This is what 'Days of Zeiss' is all about.

Journal

 

 

The sleeping head

Toni Ahvenainen

Sony A7 & ZEISS Loxia 2/50 – f/5,6, 1/50sec, ISO1600, raw Photograph by Toni Ahvenainen

Sony A7 & ZEISS Loxia 2/50 – f/5,6, 1/50sec, ISO1600, raw
Photograph by Toni Ahvenainen


Just couple of posts earlier when I told you that the Finnish summer is warm and lovely, it happened that the weather got a bit rainy and cold here – which means it's also a perfect time to take Aura to local art museum Sara Hildén. For this summer there is an interesting exhibition of Australian sculptor Ron Mueck, who is known for his hyper realistic sculptures and is guaranteed to stir up reaction in any viewer. As most of them are about everyday life and therefore relatively easy to approach I thought this might also be suitable exhibition also for the four year olds, and so I decided to take Aura there with me. As I wanted to see her reaction as pure as it could be and without any presumptions of 'art', I didn't reveal anything to her beforehand. I just said 'let's make a trip to art museum and see what's in there'.
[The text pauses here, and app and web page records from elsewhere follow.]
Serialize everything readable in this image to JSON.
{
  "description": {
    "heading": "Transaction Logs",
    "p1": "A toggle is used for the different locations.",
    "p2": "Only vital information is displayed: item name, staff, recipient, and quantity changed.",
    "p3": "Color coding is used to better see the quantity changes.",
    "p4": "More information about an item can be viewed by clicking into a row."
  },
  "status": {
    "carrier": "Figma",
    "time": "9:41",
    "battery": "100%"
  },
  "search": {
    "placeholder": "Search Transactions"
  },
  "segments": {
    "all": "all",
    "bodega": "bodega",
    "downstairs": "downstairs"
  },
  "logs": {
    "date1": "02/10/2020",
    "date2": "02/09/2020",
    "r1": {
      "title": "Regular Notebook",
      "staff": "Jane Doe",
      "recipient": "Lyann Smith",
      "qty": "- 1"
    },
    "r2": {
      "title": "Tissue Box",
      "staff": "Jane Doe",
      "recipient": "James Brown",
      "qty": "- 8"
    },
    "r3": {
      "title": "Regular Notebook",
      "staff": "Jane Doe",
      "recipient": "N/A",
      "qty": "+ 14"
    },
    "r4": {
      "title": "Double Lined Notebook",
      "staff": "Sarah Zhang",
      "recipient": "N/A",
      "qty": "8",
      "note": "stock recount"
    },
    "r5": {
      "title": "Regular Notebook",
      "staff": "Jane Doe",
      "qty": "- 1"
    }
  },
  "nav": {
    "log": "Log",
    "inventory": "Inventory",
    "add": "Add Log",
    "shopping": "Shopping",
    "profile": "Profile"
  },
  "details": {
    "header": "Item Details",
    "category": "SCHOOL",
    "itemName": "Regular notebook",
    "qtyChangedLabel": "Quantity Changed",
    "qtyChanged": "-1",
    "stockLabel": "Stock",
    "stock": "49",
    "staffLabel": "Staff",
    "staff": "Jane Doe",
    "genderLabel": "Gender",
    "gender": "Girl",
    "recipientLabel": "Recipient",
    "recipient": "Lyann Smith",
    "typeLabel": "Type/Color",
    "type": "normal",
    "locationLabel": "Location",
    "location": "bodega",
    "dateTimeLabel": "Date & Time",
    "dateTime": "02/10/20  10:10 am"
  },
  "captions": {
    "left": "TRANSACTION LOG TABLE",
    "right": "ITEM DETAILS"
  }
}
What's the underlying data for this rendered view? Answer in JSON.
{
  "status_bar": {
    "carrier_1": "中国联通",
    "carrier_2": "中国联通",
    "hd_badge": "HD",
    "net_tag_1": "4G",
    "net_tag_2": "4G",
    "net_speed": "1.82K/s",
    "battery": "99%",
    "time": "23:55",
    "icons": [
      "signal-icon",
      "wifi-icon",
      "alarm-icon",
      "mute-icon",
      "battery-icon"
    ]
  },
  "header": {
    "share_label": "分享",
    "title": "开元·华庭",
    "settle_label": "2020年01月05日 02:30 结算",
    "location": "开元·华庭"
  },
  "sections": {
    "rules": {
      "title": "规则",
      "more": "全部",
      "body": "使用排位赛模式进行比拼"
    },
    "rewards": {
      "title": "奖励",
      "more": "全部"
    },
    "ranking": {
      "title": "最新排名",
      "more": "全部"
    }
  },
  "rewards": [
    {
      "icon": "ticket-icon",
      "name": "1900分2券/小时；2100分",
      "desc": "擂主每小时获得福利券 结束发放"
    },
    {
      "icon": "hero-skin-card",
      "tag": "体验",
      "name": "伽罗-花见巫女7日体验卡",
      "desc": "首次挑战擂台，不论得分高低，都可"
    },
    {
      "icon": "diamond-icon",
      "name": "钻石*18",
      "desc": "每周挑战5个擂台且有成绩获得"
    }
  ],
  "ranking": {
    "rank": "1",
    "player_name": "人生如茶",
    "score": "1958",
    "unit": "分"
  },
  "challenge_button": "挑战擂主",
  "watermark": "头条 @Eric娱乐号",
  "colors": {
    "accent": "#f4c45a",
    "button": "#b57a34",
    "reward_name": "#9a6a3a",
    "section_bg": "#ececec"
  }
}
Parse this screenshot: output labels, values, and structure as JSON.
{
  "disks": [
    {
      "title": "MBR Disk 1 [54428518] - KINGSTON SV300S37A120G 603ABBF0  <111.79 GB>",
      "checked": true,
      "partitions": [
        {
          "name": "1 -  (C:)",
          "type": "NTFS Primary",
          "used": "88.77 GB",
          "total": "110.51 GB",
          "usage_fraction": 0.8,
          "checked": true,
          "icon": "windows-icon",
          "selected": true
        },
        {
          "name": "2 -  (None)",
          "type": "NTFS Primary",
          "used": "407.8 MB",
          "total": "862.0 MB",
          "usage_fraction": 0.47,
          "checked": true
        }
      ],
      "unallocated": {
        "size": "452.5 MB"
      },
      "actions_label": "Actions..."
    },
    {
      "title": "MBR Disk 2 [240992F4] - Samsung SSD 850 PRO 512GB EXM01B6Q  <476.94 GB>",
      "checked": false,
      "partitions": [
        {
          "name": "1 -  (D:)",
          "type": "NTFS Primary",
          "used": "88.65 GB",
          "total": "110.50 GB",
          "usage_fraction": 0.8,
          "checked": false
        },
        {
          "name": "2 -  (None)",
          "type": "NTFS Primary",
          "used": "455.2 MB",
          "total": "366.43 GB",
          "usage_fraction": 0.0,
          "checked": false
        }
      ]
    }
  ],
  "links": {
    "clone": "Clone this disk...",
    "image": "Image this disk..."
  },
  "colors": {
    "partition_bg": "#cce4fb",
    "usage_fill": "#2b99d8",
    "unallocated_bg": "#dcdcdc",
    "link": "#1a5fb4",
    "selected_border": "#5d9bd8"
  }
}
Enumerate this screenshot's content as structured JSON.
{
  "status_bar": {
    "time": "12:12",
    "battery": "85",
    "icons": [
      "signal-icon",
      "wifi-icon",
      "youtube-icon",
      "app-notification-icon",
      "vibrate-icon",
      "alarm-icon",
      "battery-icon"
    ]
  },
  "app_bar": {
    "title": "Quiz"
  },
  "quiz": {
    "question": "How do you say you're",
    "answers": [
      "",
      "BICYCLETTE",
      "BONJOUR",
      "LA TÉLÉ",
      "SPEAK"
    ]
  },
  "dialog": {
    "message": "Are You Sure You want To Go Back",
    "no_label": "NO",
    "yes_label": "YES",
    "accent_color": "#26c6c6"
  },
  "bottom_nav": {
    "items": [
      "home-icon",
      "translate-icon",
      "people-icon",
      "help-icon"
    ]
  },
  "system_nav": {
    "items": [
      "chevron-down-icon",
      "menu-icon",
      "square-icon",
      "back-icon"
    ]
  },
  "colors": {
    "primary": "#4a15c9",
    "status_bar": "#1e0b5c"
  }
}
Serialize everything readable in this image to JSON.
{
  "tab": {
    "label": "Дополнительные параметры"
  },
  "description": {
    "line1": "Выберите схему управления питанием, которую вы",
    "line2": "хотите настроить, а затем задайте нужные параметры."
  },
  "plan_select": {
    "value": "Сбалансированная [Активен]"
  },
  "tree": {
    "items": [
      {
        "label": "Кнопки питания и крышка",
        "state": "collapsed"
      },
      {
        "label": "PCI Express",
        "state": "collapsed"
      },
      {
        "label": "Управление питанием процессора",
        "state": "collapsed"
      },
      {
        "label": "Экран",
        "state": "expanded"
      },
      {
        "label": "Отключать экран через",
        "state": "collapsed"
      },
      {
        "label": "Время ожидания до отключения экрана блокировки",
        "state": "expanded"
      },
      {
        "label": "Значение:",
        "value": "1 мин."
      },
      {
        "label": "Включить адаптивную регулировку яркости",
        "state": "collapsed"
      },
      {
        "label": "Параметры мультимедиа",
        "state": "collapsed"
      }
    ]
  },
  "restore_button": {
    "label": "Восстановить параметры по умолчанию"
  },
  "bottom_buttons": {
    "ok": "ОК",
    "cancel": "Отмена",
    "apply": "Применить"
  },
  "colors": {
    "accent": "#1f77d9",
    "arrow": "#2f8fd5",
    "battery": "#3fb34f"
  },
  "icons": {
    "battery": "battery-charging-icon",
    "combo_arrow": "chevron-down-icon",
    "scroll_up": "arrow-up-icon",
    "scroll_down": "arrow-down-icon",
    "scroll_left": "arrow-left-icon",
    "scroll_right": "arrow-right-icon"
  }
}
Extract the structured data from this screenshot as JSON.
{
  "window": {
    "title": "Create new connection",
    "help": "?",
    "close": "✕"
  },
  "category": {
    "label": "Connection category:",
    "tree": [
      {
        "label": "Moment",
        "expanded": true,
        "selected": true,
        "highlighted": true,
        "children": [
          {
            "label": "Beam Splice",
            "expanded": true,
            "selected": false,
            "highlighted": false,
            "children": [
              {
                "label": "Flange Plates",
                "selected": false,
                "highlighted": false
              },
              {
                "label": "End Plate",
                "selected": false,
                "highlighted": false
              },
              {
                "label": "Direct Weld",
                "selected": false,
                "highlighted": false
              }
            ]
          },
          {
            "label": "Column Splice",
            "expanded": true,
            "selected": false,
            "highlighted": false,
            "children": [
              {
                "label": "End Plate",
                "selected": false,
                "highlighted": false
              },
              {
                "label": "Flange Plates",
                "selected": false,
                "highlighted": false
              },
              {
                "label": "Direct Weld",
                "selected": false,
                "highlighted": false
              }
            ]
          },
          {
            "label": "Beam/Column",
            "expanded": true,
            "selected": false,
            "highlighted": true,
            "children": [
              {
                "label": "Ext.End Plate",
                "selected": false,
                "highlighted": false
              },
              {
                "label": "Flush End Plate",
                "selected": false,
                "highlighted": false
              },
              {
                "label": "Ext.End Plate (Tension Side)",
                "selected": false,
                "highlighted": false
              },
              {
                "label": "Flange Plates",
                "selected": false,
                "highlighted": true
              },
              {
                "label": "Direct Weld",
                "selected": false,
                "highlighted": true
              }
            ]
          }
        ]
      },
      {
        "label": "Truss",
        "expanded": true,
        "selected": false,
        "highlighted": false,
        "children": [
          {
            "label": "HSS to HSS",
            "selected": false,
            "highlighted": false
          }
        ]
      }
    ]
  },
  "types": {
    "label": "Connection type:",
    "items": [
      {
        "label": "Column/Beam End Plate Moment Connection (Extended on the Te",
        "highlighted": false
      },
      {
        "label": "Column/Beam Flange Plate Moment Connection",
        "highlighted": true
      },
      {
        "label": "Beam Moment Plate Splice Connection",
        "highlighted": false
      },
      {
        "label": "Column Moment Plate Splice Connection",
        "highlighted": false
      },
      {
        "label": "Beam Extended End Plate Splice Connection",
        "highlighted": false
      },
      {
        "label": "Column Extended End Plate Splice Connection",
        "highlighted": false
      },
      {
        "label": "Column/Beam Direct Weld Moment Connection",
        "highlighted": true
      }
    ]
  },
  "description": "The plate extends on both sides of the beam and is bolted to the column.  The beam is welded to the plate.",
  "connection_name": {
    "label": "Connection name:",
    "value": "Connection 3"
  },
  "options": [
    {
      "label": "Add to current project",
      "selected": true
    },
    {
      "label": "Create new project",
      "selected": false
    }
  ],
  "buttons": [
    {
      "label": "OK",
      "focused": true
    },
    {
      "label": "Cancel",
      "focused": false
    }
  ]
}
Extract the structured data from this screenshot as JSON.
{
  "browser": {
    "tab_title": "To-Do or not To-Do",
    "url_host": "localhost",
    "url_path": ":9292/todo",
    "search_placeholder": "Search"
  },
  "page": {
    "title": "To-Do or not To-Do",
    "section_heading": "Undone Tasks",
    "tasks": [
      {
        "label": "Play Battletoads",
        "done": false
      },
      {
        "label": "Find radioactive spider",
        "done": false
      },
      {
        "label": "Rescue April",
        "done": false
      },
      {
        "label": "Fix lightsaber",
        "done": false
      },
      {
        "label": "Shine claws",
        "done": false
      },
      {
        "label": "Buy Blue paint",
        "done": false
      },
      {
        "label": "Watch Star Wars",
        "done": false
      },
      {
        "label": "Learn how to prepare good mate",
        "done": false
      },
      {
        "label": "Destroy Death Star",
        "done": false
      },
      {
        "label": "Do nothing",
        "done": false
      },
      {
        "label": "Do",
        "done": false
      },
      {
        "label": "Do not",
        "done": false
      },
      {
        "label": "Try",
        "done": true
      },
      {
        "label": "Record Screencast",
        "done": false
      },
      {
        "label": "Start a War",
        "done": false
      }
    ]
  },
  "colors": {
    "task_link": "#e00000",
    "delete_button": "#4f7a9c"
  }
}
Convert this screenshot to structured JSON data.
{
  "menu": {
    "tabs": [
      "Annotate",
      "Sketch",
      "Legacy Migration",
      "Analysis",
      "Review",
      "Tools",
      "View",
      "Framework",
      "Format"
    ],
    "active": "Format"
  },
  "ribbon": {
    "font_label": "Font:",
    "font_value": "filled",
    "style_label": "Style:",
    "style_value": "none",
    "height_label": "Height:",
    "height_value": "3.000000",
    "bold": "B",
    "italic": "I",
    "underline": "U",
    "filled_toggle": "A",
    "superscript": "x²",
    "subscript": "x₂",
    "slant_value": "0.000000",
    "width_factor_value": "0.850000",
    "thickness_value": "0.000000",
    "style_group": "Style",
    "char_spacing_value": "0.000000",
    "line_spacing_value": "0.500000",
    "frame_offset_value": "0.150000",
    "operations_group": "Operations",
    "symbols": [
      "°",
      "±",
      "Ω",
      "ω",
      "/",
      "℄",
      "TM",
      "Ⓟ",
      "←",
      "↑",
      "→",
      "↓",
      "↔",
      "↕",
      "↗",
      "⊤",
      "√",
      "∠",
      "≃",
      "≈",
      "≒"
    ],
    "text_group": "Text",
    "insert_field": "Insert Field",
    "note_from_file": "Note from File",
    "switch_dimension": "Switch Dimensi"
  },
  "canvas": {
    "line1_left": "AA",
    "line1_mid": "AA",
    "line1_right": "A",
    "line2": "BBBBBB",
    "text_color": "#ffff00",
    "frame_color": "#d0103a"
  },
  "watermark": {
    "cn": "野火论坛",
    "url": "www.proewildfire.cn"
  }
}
Going into art museum with a kid means that one needs to proceed with her pace, and because of that I really didn't get a chance to read up on texts or focus on the tv-document that was there to watch. But from what I saw there, I found Mueck's sculptures to be some kind of post-modern versions of what people traditionally mean by statues. Whereas classic statues often illustrate historical characters, events and achievements, Mueck's hyper realistic sculptures are inspired by mundane stuff like woman with shopping bags, bored pensioners at beach - or a head of a sleeping man, which makes them almost like pop-art or something. There was also a giant 5 meters long newborn baby with a wrinkly face, umbilical cord and some blood over its body. This was definitely the one sculpture that evoke Aura's interest, and we spent long time investigating its details.

All in all, it was a delightful experience, thought I have to say I found Mueck's sculptures, while technically masterful, a bit thin on an intellectual level. Don't get me wrong, I'm not suggesting that art should be loaded with theoretical societal discussions or it should comment some aspect of our culture in a critical self-reflective way. But there's an adult inside me who kinds of expect something like that at the art museum, and while I was this very thing something interesting happened to that adult. Aura was investigating sculptures and while I got ready to take some pictures, she suddenly gave me this funny pose which looks almost like a parody of self-important adults in an art museum. To be honest, she's checking if the sculpture has any nasal hairs inside his nose – yes there is, as it should be with a hyper realistic sculpture. This sort of innocence somehow reminded me that we really don't need to take things of art so seriously – why not just enjoy how it feels, instead of reminding ourselves that 'art needs to serve some higher cause' or theorize it with something else. And even if that adult inside of me could come up with some clever counter arguments, this time I decided to go with a flow and to enjoy what there is. And somehow it was me and not Aura, who had to readjust of how I see things and think about them. Going to art museum with a kid sure is an eye opening experience.